The culture of Indian sweat houses developed with no influence from ancient European civilizations, yet it in some aspects is very similar. It is known that ancestors of American Indians lived in Asia most likely, that is where the idea of the steam originated.

Even though Indian tribes were on different stages of development, nearly all civilizations of North and Central America had a tradition of using steam for healing as well as for religious purposes. Recent archeological discoveries have proven that hot-air treatment was very well-known by Mayan people. Steam rooms of about 1,200 years old were found in Piedras Negras, Chichen Itza, and El Paraiso.
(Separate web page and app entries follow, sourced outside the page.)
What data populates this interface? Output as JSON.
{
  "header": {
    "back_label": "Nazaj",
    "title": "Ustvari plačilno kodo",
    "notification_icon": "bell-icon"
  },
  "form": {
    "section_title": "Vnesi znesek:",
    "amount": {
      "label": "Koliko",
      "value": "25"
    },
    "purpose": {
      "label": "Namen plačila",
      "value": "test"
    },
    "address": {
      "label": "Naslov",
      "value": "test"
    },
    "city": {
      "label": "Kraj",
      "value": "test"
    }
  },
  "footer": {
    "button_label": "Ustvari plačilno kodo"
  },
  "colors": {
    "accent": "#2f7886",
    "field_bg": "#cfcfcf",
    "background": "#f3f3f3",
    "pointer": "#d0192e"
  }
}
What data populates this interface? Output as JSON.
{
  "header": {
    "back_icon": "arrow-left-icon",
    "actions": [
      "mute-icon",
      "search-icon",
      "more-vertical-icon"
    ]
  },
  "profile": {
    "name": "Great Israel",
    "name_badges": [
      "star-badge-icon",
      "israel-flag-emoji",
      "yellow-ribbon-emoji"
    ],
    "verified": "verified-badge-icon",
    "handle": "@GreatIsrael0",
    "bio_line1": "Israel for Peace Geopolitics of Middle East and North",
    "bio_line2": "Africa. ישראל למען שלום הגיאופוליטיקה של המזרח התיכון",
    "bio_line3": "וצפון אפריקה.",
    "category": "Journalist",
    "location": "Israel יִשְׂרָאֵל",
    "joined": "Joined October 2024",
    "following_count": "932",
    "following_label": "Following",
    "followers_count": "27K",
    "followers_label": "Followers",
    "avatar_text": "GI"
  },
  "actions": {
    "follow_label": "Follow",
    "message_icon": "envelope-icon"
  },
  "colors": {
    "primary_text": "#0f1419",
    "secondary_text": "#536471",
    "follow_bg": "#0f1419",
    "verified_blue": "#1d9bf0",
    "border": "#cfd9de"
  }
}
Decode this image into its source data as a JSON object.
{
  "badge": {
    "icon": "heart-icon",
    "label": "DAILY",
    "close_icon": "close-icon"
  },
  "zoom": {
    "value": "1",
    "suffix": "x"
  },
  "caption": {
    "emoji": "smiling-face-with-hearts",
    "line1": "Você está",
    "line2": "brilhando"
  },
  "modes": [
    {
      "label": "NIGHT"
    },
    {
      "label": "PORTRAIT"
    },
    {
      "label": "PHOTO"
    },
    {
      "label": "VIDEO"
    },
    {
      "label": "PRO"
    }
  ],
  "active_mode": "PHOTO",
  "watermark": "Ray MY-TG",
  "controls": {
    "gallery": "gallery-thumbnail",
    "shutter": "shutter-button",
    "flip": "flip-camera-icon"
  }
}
Temescal (derived from Aztec teme, to bathe, and calli, house) is a small hut with a fire that heats stones, on which the water is poured to give off the healing hot vapor. American Indians used sweat lodges as a way to treat such common sicknesses as cold and rheumatism. Aztecs even had a similar tradition to the Russian venik platza, where they used bunches of herbs to treat bodily disorders.